• **WHAT YOU ARE ASKED TO DO**
Find each line in the records below that contains the word "Sample", and copy it out.

Records from a collection
* * *
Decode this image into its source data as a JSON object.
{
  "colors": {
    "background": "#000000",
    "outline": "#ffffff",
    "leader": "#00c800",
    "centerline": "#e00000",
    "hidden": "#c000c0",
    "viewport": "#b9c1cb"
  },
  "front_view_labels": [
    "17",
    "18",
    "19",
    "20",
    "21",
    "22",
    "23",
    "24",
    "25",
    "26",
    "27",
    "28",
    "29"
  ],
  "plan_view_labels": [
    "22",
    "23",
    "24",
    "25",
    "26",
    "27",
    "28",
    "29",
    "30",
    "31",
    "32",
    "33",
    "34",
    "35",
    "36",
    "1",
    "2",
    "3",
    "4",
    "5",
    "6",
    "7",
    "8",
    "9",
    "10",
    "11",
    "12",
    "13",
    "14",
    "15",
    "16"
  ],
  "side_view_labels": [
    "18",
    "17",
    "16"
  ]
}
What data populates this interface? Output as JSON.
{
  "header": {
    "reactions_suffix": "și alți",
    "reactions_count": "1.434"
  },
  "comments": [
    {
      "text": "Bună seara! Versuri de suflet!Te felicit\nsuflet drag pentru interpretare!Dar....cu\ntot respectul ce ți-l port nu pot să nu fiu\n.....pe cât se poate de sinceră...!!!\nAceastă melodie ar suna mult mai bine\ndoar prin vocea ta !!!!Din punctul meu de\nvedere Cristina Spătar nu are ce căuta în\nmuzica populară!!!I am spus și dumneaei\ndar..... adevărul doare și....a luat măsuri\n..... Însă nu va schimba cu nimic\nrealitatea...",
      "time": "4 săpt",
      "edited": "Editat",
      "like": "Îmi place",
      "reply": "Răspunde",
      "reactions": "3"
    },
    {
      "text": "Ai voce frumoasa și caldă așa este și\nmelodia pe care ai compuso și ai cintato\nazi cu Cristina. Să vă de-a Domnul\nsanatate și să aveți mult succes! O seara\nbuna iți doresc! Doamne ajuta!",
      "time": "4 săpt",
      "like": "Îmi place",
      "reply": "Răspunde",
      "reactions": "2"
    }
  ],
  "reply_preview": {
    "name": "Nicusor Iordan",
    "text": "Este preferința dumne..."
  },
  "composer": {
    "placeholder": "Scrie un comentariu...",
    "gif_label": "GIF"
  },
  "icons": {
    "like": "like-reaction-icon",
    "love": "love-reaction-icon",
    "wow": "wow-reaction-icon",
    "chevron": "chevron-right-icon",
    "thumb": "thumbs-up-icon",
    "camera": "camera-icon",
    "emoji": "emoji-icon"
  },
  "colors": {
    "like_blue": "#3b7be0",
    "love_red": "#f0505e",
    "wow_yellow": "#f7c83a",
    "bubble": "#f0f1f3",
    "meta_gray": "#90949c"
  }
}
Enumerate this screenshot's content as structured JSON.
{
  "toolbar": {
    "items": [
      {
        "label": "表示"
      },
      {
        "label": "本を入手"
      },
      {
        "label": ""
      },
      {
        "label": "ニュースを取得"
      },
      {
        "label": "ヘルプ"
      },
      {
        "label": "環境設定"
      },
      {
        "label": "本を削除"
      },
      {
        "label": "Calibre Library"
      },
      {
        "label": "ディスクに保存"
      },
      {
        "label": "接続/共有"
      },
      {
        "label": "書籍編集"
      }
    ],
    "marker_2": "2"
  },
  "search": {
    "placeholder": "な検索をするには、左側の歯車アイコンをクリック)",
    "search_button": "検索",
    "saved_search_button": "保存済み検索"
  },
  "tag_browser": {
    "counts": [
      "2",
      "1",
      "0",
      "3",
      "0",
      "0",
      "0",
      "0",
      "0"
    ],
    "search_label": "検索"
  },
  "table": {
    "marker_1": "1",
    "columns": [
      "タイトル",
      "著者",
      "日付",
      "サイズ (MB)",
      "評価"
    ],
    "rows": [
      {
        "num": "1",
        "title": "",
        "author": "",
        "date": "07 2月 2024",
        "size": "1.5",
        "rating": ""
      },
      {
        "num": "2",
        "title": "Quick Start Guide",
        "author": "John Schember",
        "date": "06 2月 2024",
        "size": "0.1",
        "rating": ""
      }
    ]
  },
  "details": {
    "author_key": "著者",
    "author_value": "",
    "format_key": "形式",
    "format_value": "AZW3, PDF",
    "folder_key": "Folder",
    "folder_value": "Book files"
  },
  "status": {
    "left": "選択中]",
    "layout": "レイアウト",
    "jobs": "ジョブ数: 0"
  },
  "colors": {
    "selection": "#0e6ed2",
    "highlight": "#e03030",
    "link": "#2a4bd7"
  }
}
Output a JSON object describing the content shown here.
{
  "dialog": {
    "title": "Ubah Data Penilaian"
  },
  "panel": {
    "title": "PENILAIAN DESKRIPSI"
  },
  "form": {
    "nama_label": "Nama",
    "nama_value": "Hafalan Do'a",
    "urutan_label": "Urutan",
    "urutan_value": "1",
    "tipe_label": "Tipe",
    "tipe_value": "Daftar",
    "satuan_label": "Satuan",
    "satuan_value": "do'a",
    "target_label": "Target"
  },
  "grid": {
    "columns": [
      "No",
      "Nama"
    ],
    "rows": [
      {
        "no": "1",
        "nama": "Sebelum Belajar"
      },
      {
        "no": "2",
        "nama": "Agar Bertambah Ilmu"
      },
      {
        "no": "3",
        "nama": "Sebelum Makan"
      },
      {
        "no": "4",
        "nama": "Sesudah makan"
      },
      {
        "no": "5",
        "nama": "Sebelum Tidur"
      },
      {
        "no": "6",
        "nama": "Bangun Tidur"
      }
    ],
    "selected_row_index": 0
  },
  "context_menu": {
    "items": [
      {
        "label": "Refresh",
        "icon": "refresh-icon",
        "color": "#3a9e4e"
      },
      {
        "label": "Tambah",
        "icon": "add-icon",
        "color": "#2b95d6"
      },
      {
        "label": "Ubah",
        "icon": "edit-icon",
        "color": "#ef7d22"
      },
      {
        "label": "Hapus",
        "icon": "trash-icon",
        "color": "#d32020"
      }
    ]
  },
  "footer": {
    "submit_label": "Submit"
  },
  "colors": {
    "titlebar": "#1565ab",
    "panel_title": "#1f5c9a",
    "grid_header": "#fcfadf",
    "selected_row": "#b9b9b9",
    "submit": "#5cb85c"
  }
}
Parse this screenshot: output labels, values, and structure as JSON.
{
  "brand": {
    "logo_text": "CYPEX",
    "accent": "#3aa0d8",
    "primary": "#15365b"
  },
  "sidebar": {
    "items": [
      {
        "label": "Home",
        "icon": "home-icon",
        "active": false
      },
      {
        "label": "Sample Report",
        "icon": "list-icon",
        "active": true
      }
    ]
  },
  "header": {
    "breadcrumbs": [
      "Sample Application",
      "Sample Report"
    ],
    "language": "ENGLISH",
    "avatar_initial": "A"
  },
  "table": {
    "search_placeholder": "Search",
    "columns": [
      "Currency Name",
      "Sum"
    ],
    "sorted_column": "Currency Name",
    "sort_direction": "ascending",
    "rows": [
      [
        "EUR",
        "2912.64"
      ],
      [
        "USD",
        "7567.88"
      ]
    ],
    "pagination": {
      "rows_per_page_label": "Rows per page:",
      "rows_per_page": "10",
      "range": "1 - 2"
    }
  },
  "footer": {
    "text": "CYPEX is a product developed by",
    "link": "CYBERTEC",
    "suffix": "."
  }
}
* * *
• **SOLUTION TO THIS TASK**
        "label": "Sample Report",
      "Sample Application",
      "Sample Report"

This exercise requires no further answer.